“I know my mom is looking down on us today and smiling,” said Maryann Allegro, one of the daughters of Anna DeFaria, who also lived in the MTOTSA neighborhood for more than 40 years and who passed away in 2008. Mrs. DeFaria fought tenaciously to keep her house, a battle that her family continued after her death. “Her little home meant the world to her and we were determined to make sure that it stayed in our family,” Allegro added. Many of the homes in the neighborhood have been owned by families for generations.
“This agreement is a wonderful victory for the MTOTSA homeowners but the larger battle against eminent domain abuse in New Jersey must continue,” noted Institute for Justice Staff Attorney Jeff Rowes. “No homeowner in this state should have to go through what the folks in Long Branch did, but unless the New Jersey legislature acts, eminent domain abuse in the Garden State will continue.” Although 43 states have reformed their eminent domain laws in the wake of the U.S. Supreme Court’s infamous decision in Kelo v. City of New London, the New Jersey Legislature has done nothing to better protect property owners against eminent domain for private gain.
Although New Jersey politicians have failed to act, the New Jersey courts have started to rein in eminent domain abuse. In August 2008, a three-judge panel of the New Jersey Appellate Division unanimously reversed the 2006 decision of Superior Court Judge Lawrence Lawson, which had allowed Long Branch to condemn MTOTSA for a luxury condominium development. After the case was sent back to the trial court and the city announced that it was willing to drop the eminent domain actions, the parties began discussing how to resolve the remaining issues in the case, leading to the agreement announced today.

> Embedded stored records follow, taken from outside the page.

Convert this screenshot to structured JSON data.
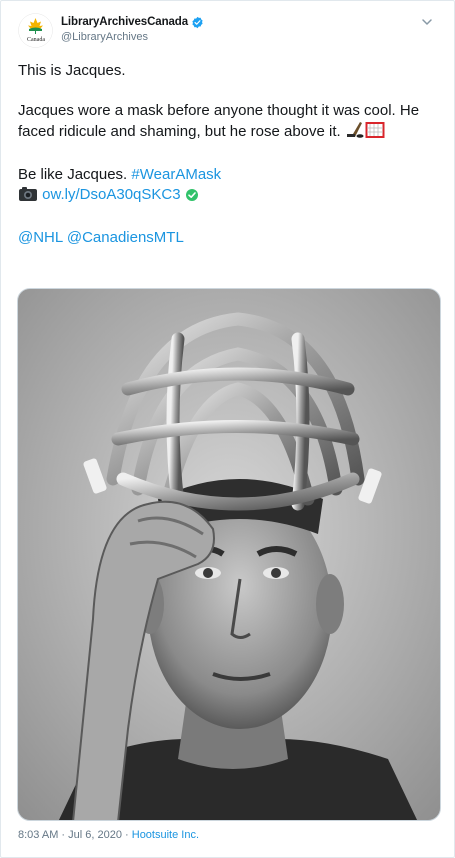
{
  "account": {
    "display_name": "LibraryArchivesCanada",
    "handle": "@LibraryArchives",
    "avatar_caption": "Canada",
    "verified": true,
    "avatar_icon": "maple-leaf-logo",
    "colors": {
      "leaf": "#f4b400",
      "leaf_green": "#1f8f4e",
      "verified": "#1da1f2"
    }
  },
  "tweet": {
    "line1": "This is Jacques.",
    "line2": "Jacques wore a mask before anyone thought it was cool. He faced ridicule and shaming, but he rose above it.",
    "line2_emoji": [
      "hockey-stick-icon",
      "hockey-net-icon"
    ],
    "line3_prefix": "Be like Jacques. ",
    "hashtag": "#WearAMask",
    "link_icon": "camera-icon",
    "link_text": "ow.ly/DsoA30qSKC3",
    "link_badge_icon": "check-circle-icon",
    "mention1": "@NHL",
    "mention2": "@CanadiensMTL"
  },
  "media": {
    "alt": "Black and white photo of a hockey goalie lifting a cage-style mask off his face"
  },
  "meta": {
    "time": "8:03 AM",
    "separator1": " · ",
    "date": "Jul 6, 2020",
    "separator2": " · ",
    "source": "Hootsuite Inc."
  },
  "colors": {
    "link": "#1b95e0",
    "text": "#14171a",
    "muted": "#657786",
    "border": "#e1e8ed"
  }
}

The actions of the New Jersey courts follow a broader trend in state courts since the Kelo decision. While many state supreme courts follow the lead of the U.S. Supreme Court, the exact opposite has happened with regard to the use of eminent domain for private development. Since Kelo, four state supreme courts have so far rejected the decision while not one has adopted it.